When Canada became a Dominion, a self-governing territory of the British Empire, it followed the governance model of the United Kingdom: the Westminster system. Inherent within that system of governance was the ideal of a governing elite who ruled for the good of the state, which coincidentally helped them, too, and the emphasis was on ‘ruling over’ the people.
Though we would see progress in the development of citizenship, rights were never at the forefront of this system. It would not be until the introduction of the Charter of Rights and Freedoms in 1982 that we would see this ideal become an inalienable position within Canada. Case after case would find itself before the courts that would pronounce the rights of individuals, limiting the power of the state and its agencies. And once a right is established, it does not go away just because the government or society does not like this fact.
At first this was a welcomed position, as Canada could see the benefits of this system that balanced the power of the state and the freedoms of the individual. More recently, however, as the political culture changed within Canada, the political parties themselves did not like this as it eroded their powers to rule, to shape Canada, as they wanted. And so we have seen bad legislation passed, which will only lead to more court challenges in the future as people defend their rights.
The most recent example of this was the passing of C-46, which saw a return of powers of detainment and of search and seizure to the police in an effort to reduce impaired driving. On the surface, it is difficult to argue with the principle at hand, the protection of citizens from impaired driving, and, of course, this comes on the heels of the new laws surrounding marijuana. There is little excuse for this behaviour. But we cannot forget why the rights protecting citizens were established in the first place: agents of the state abused these powers in the past, and, thus, individuals needed to be protected. The Senate recognized this, in one of the few times in recent history that it seemed to operate as it was intended, but its recommendations were ignored by Parliament. The result of this will be to see court challenges, which may see the legislation overturned, leading to greater restrictions of police powers in the future.
This shortsightedness by our parliamentarians indicates a cultural struggle within Canada, which sees the pendulum swing between the collective and individual powers within our society: how much imposition of the state will we tolerate within our personal lives? This is an interesting question, as the ruling elite would like to have that control, with little responsibility for it, but what is it that we want as Canadians? This is the essence of what it means to have rights and freedoms, which come with their own responsibilities: to respect those rights and freedoms of others.

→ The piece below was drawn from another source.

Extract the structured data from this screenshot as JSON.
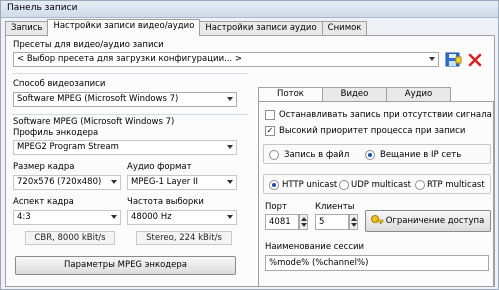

John Kennair is an international consultant and doctor of laws who lives in St. Albert.